Click here for the table of contents (second post) to the Round and Square series "Longevity Mountain."
Longevity Mountain 1 Longevity Mountain 2 Longevity Mountain 3 Longevity Mountain 4
Longevity Mountain 5 Longevity Mountain 6 Longevity Mountain 7 Longevity Mountain 8
Longevity Mountain 9 Longevity Mountain 10 Longevity Mountain 11 Longevity Mountain 12
|[a] Backlook RL|
One volume is planned for each mountain, beginning with the southern peak, Mt. Heng, in Hunan province. The reasoning behind this choice of a starting place took me months to develop, but suffice it to say that these books will take the reader up and down each of the five sacred (sometimes called "Daoist") mountains and around the lunar calendar in an exploration of Chinese life and culture. As an introduction to the series, I have included an introduction that is based on a recent book proposal and a full "sample" table of contents. These are followed by nine "scenes" from Longevity Mountain that are meant to give readers a sense of the project as a whole. Photographs used in this series were taken during my travels, unless otherwise indicated. My photos are marked "RL."
|[b] Wild RL|
|[c] Steep RL|
|[d] Natural RL|
The rock carvings on this stretch of path are formidable, and I take my time, wanting to savor each section of this beautiful mountain, all but forgotten by the buses, motorcycles, and cars that race up the road. There are temples and carvings and little places for rest that I have come to enjoy. This is my favorite stretch in the entire climb—from about 800-1000 meters. I will reach the South Heaven Gate by 4:00 p.m., and there will be plenty of time to gain the summit from there.
Gaining the summit.
|[d] Daylight RL|
If this area could hardly be called a poetry forest, I still like to think of it as at least a thicket of verse. The first text is carved into a boulder the size of a small kitchen, and reading it requires a little bit more perspective than the path can provide. I step to the edge of the stone on the path and, keeping one foot steady, feel around behind me for secure footing on the other side. As often as not, there is nothing much to feel but cliff—or at least ridge. In many cases, overgrowth gives the appearance of extra room, the way one might imagine solid ground when stepping onto a thick canopy of maple leaves.
|[e] Nanmomituofo RL|
Right next to that small-font text, on the same boulder, is a phrase that needs no particular perspective. I would want to say that it is shouting, but for the larger context. No single translation can possibly do justice to the ideas on the big rock, but I like to think of it along these lines.
Glory and peace in the calming Pureland Buddha
|[e] Compassion RL|
The humid rock betrays real moisture within, and I make out a small altar and red ribbons in the wet darkness.
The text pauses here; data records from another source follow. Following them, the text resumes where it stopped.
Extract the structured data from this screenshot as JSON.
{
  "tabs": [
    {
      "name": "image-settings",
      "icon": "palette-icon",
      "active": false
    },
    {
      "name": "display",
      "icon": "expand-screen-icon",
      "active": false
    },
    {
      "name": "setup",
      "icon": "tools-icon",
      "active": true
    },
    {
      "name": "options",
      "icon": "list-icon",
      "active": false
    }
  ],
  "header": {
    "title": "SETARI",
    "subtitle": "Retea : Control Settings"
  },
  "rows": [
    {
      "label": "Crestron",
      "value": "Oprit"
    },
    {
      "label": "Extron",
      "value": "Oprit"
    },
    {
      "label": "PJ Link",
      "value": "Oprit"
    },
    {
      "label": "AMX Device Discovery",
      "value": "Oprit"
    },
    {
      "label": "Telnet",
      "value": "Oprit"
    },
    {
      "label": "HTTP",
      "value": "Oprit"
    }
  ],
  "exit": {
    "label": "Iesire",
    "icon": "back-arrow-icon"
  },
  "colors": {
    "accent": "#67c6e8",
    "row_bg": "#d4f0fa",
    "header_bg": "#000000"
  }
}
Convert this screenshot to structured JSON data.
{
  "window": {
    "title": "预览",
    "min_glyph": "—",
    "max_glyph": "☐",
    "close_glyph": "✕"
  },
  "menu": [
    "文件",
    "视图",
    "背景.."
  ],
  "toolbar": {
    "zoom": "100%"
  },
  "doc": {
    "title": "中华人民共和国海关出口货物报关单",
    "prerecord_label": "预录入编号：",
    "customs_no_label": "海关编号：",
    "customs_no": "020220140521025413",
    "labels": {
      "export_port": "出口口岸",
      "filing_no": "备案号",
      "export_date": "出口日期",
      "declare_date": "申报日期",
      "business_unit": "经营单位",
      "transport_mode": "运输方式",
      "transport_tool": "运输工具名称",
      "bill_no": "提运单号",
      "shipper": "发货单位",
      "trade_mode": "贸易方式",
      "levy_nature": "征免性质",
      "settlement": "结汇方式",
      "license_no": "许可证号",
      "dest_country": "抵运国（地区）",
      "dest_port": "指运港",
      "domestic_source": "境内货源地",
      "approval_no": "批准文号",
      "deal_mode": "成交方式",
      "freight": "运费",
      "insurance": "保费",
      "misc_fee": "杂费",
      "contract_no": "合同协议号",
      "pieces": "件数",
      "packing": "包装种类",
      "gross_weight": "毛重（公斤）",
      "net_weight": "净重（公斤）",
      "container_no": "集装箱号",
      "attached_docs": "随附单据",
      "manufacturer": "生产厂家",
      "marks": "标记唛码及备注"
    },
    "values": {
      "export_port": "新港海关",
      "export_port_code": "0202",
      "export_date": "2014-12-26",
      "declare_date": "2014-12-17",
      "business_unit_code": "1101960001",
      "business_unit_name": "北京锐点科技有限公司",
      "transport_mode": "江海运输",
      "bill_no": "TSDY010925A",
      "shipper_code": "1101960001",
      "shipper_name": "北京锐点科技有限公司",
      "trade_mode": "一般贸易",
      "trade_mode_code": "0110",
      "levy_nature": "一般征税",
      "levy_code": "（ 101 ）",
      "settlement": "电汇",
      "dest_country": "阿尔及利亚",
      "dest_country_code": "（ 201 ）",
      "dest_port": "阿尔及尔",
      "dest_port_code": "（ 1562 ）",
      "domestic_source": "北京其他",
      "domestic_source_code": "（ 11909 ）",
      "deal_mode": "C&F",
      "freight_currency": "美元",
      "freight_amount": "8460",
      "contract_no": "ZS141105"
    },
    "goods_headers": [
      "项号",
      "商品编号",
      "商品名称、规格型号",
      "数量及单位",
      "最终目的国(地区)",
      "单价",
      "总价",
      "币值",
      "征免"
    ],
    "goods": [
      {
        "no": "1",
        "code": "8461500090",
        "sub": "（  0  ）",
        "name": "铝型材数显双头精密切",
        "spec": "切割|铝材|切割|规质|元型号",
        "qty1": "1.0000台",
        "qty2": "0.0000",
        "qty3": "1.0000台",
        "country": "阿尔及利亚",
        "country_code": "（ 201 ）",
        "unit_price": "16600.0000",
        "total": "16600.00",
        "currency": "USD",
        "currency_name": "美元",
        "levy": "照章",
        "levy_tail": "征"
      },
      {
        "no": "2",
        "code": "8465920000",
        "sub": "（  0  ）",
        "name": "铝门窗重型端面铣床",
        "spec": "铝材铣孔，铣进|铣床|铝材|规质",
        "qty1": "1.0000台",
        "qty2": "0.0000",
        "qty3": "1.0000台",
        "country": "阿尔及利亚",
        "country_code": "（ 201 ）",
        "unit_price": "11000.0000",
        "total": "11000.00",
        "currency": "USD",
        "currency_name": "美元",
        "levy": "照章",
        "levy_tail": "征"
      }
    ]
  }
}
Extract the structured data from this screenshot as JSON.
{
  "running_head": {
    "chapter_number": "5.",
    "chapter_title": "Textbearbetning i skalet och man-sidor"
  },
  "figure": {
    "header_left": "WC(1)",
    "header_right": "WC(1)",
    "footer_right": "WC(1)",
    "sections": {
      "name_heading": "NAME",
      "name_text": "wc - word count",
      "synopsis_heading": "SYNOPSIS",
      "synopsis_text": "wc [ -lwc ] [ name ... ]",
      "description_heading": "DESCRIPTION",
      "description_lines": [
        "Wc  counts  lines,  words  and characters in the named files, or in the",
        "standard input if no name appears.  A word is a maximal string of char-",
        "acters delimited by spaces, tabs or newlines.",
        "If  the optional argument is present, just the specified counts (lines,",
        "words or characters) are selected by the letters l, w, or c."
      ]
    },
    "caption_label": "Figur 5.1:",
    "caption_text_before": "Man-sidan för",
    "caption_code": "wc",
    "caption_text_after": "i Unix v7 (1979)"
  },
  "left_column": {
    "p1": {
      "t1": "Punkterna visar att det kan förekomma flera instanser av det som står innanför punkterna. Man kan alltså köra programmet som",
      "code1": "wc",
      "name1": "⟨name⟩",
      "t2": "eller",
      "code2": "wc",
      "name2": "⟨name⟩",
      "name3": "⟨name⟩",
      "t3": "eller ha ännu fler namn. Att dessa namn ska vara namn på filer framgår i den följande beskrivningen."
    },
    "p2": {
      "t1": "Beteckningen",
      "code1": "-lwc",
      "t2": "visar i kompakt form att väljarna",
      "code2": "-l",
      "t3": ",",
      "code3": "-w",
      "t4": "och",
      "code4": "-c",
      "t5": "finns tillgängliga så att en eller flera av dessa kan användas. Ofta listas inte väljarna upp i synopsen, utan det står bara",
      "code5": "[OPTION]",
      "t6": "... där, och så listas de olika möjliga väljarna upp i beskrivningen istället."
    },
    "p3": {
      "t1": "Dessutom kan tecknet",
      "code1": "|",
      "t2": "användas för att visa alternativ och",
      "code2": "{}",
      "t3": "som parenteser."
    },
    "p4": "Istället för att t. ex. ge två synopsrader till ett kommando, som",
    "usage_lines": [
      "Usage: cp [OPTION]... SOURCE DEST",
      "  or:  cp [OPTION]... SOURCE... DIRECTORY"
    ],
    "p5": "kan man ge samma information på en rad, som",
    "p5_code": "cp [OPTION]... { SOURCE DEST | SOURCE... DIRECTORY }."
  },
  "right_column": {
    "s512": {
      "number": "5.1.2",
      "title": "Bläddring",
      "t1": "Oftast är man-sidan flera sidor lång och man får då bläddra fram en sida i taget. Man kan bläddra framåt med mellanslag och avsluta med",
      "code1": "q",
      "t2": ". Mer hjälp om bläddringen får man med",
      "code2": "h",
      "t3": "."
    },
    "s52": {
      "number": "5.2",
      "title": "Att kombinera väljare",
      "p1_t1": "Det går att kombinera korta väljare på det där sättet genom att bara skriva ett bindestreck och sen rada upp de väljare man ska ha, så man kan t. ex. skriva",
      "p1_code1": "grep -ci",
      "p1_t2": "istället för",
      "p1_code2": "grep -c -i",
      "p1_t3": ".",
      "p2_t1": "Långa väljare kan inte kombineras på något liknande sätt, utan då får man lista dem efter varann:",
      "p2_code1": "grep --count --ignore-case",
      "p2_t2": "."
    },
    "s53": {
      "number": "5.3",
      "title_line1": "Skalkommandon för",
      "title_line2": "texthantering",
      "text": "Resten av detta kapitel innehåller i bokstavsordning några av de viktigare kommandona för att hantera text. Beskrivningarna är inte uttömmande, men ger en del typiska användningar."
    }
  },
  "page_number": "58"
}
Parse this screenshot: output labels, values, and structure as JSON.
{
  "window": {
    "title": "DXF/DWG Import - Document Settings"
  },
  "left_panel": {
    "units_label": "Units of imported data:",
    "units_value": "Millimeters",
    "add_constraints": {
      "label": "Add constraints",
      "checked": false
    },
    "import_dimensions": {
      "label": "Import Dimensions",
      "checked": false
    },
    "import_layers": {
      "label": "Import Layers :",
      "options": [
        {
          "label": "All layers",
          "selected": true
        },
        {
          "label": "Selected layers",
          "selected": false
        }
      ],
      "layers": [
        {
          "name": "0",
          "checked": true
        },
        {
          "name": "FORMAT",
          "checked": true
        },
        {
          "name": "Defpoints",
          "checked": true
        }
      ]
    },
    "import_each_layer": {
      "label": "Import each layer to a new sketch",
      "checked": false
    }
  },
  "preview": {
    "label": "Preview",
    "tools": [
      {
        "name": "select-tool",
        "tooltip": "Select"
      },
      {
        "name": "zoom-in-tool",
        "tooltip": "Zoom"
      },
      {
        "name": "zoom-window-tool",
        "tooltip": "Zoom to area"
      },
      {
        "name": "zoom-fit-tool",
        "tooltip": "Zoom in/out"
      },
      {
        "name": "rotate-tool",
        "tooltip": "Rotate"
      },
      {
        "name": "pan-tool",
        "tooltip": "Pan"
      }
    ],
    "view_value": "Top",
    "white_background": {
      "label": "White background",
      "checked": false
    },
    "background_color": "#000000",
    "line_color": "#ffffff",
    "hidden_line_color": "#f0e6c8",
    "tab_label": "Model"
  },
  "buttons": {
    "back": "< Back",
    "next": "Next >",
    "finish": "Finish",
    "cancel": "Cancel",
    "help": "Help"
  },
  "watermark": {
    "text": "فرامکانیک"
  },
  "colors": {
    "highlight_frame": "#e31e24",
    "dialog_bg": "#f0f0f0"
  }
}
Long-spent incense sticks jut out of the rock in the center that looks like a cork about a third of the way out of a bottle. I am heartened as I look to the very back walls to see that the rock seems to be of the same kind as the natural stone altar rock just down the ridge. In the front is a humped tangle of incense sticks, wrappers, and ashes. It is the size and shape of a new grave—about six feet long and three wide—and it crosses my mind that it might be… No, it couldn’t be. Could it?
Staring at a large stick that would work well for digging potatoes, I hesitate. At length, I decide to leave this gravest of questions to a different kind of anthropologist, noting instead the way that humanity—most likely living humanity—has shaped all of these various just-off-the-trail sites. I take my leave of the Great Compassion Cave and its inhabitants, and continue on my way.
|[g] Onward RL|
Up to South Heaven Gate
Just short of the South Heaven Gate—something of a checkpoint signaling another hour or so to go to the peak—I have along conversation with a vendor about stone, writing, and culture.